* INPUT MATERIAL:
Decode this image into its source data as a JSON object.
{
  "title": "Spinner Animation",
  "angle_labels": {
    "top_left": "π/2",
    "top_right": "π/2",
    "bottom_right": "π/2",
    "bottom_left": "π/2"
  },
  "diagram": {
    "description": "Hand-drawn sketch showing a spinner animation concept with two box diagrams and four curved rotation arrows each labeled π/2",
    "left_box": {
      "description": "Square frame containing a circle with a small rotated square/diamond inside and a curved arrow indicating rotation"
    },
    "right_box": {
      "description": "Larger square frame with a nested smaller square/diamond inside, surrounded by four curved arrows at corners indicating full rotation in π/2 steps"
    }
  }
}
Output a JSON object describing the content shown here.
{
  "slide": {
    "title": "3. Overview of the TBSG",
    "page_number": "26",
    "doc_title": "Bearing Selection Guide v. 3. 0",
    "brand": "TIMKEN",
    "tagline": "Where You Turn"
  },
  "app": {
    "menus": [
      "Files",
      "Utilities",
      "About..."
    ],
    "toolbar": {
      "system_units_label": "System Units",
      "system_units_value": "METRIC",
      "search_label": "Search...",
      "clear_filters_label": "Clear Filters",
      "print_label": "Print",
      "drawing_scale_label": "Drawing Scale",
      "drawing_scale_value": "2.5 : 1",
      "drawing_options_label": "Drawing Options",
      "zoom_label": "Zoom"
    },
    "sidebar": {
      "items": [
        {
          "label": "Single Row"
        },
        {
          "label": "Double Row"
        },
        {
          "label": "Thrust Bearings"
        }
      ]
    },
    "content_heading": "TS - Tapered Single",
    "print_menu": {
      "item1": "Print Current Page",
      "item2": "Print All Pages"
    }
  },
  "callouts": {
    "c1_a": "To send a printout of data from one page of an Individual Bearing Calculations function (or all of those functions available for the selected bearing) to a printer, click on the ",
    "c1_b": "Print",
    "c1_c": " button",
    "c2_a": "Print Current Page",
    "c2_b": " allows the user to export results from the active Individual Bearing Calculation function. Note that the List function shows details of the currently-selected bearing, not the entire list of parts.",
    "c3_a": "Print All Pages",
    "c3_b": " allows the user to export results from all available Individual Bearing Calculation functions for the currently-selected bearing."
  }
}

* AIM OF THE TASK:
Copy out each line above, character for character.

* ANSWER SECTION:
Decode this image into its source data as a JSON object.
{
  "title": "Spinner Animation",
  "angle_labels": {
    "top_left": "π/2",
    "top_right": "π/2",
    "bottom_right": "π/2",
    "bottom_left": "π/2"
  },
  "diagram": {
    "description": "Hand-drawn sketch showing a spinner animation concept with two box diagrams and four curved rotation arrows each labeled π/2",
    "left_box": {
      "description": "Square frame containing a circle with a small rotated square/diamond inside and a curved arrow indicating rotation"
    },
    "right_box": {
      "description": "Larger square frame with a nested smaller square/diamond inside, surrounded by four curved arrows at corners indicating full rotation in π/2 steps"
    }
  }
}
Output a JSON object describing the content shown here.
{
  "slide": {
    "title": "3. Overview of the TBSG",
    "page_number": "26",
    "doc_title": "Bearing Selection Guide v. 3. 0",
    "brand": "TIMKEN",
    "tagline": "Where You Turn"
  },
  "app": {
    "menus": [
      "Files",
      "Utilities",
      "About..."
    ],
    "toolbar": {
      "system_units_label": "System Units",
      "system_units_value": "METRIC",
      "search_label": "Search...",
      "clear_filters_label": "Clear Filters",
      "print_label": "Print",
      "drawing_scale_label": "Drawing Scale",
      "drawing_scale_value": "2.5 : 1",
      "drawing_options_label": "Drawing Options",
      "zoom_label": "Zoom"
    },
    "sidebar": {
      "items": [
        {
          "label": "Single Row"
        },
        {
          "label": "Double Row"
        },
        {
          "label": "Thrust Bearings"
        }
      ]
    },
    "content_heading": "TS - Tapered Single",
    "print_menu": {
      "item1": "Print Current Page",
      "item2": "Print All Pages"
    }
  },
  "callouts": {
    "c1_a": "To send a printout of data from one page of an Individual Bearing Calculations function (or all of those functions available for the selected bearing) to a printer, click on the ",
    "c1_b": "Print",
    "c1_c": " button",
    "c2_a": "Print Current Page",
    "c2_b": " allows the user to export results from the active Individual Bearing Calculation function. Note that the List function shows details of the currently-selected bearing, not the entire list of parts.",
    "c3_a": "Print All Pages",
    "c3_b": " allows the user to export results from all available Individual Bearing Calculation functions for the currently-selected bearing."
  }
}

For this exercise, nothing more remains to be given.